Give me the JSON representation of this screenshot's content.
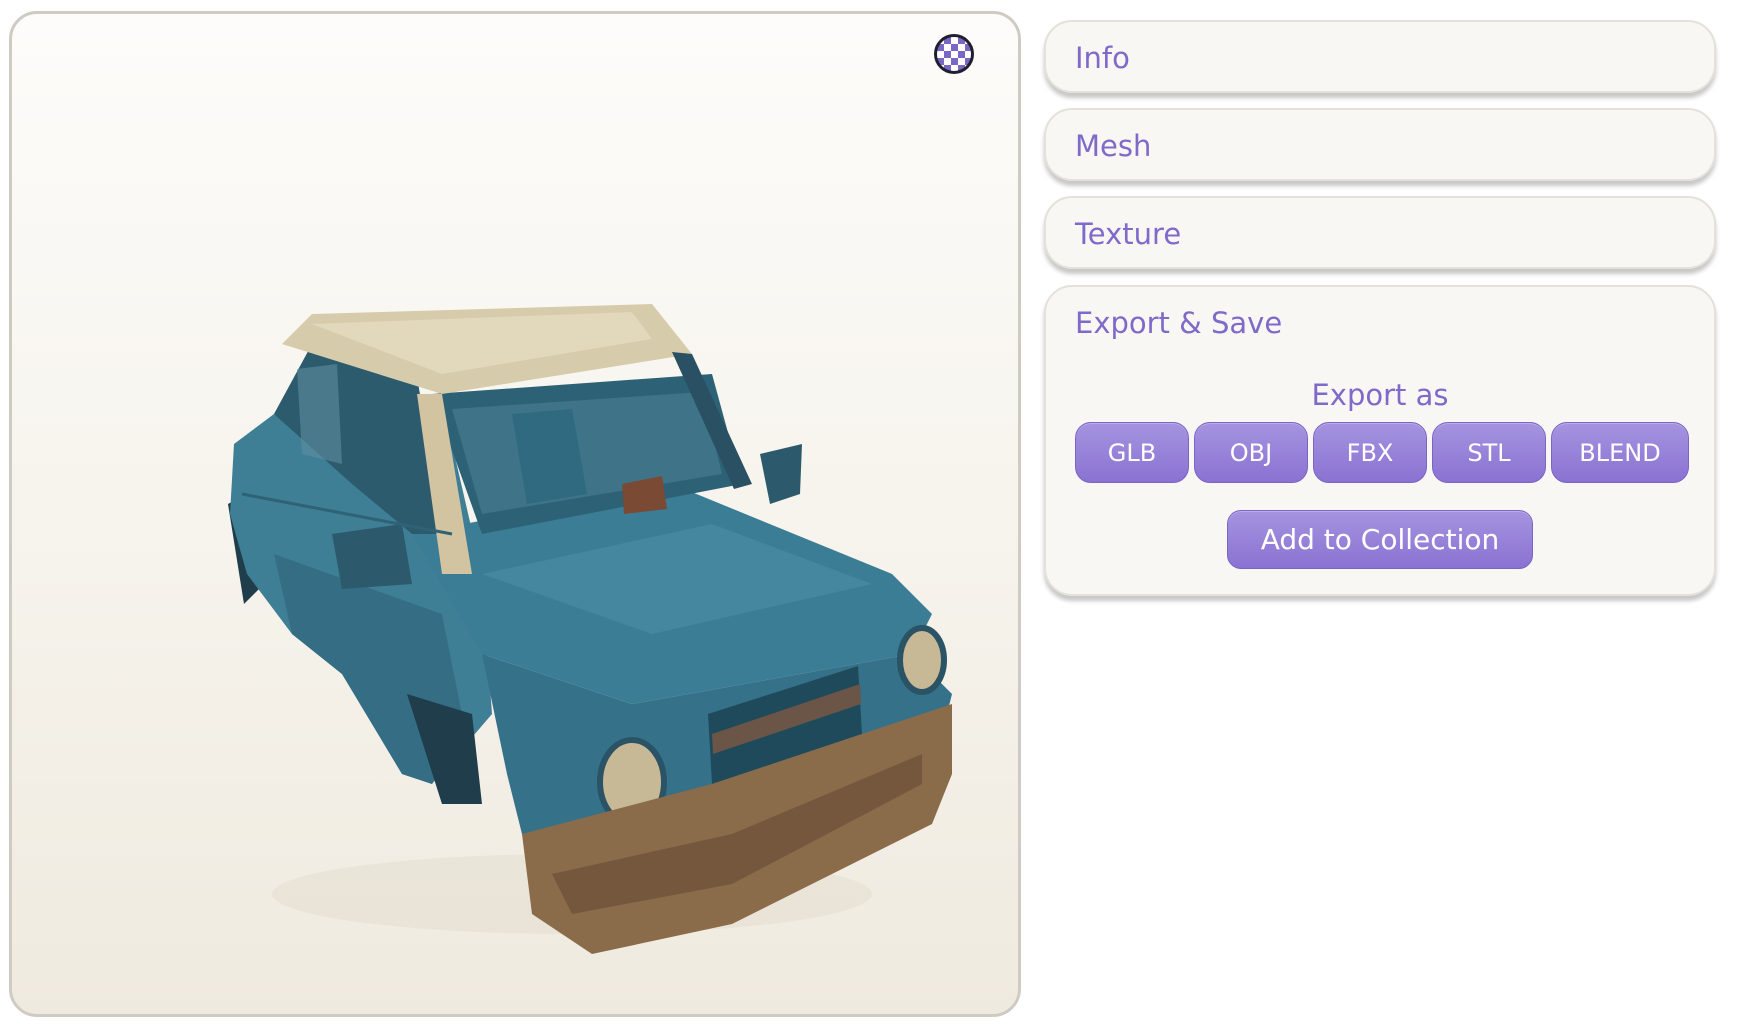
{
  "viewer": {
    "background_toggle_icon": "checkerboard-icon",
    "model": "car"
  },
  "panels": {
    "info": {
      "title": "Info"
    },
    "mesh": {
      "title": "Mesh"
    },
    "texture": {
      "title": "Texture"
    },
    "export": {
      "title": "Export & Save",
      "export_label": "Export as",
      "formats": [
        "GLB",
        "OBJ",
        "FBX",
        "STL",
        "BLEND"
      ],
      "add_to_collection_label": "Add to Collection"
    }
  },
  "colors": {
    "accent": "#7f6ac9",
    "button": "#9783d9",
    "panel_bg": "#f8f7f3"
  }
}
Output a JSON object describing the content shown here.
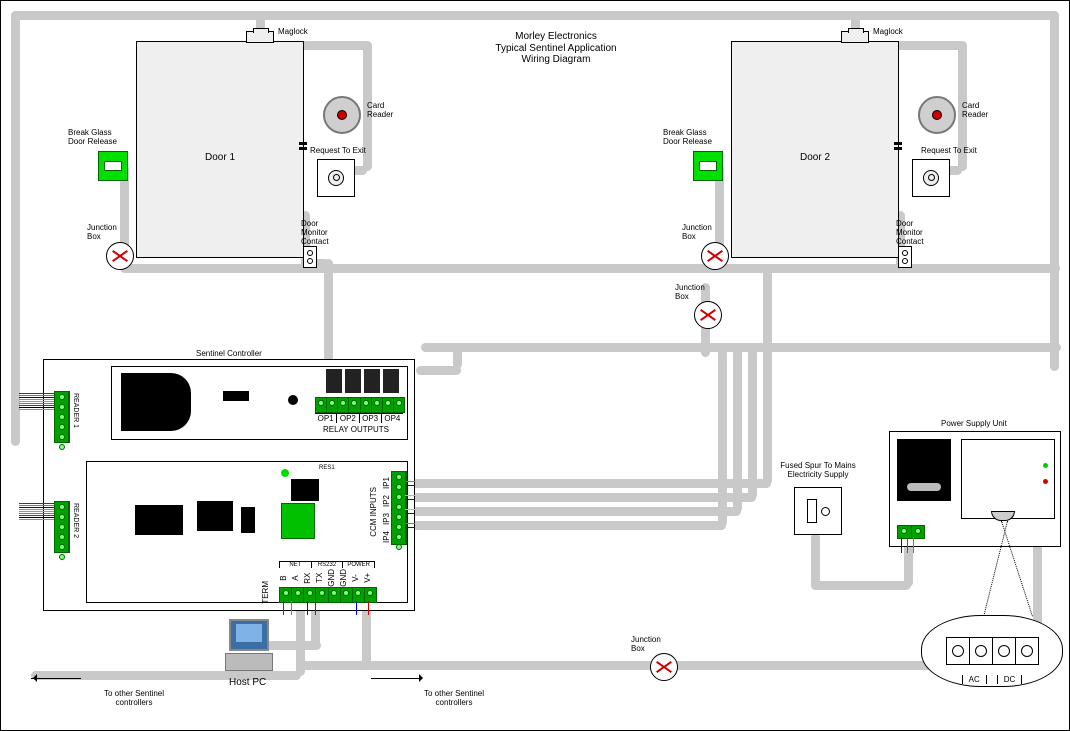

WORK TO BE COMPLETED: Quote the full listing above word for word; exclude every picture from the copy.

WRITTEN ANSWER:
Give me the JSON representation of this screenshot's content.
{
  "viewer": {
    "background_toggle_icon": "checkerboard-icon",
    "model": "car"
  },
  "panels": {
    "info": {
      "title": "Info"
    },
    "mesh": {
      "title": "Mesh"
    },
    "texture": {
      "title": "Texture"
    },
    "export": {
      "title": "Export & Save",
      "export_label": "Export as",
      "formats": [
        "GLB",
        "OBJ",
        "FBX",
        "STL",
        "BLEND"
      ],
      "add_to_collection_label": "Add to Collection"
    }
  },
  "colors": {
    "accent": "#7f6ac9",
    "button": "#9783d9",
    "panel_bg": "#f8f7f3"
  }
}
Output a JSON object describing the content shown here.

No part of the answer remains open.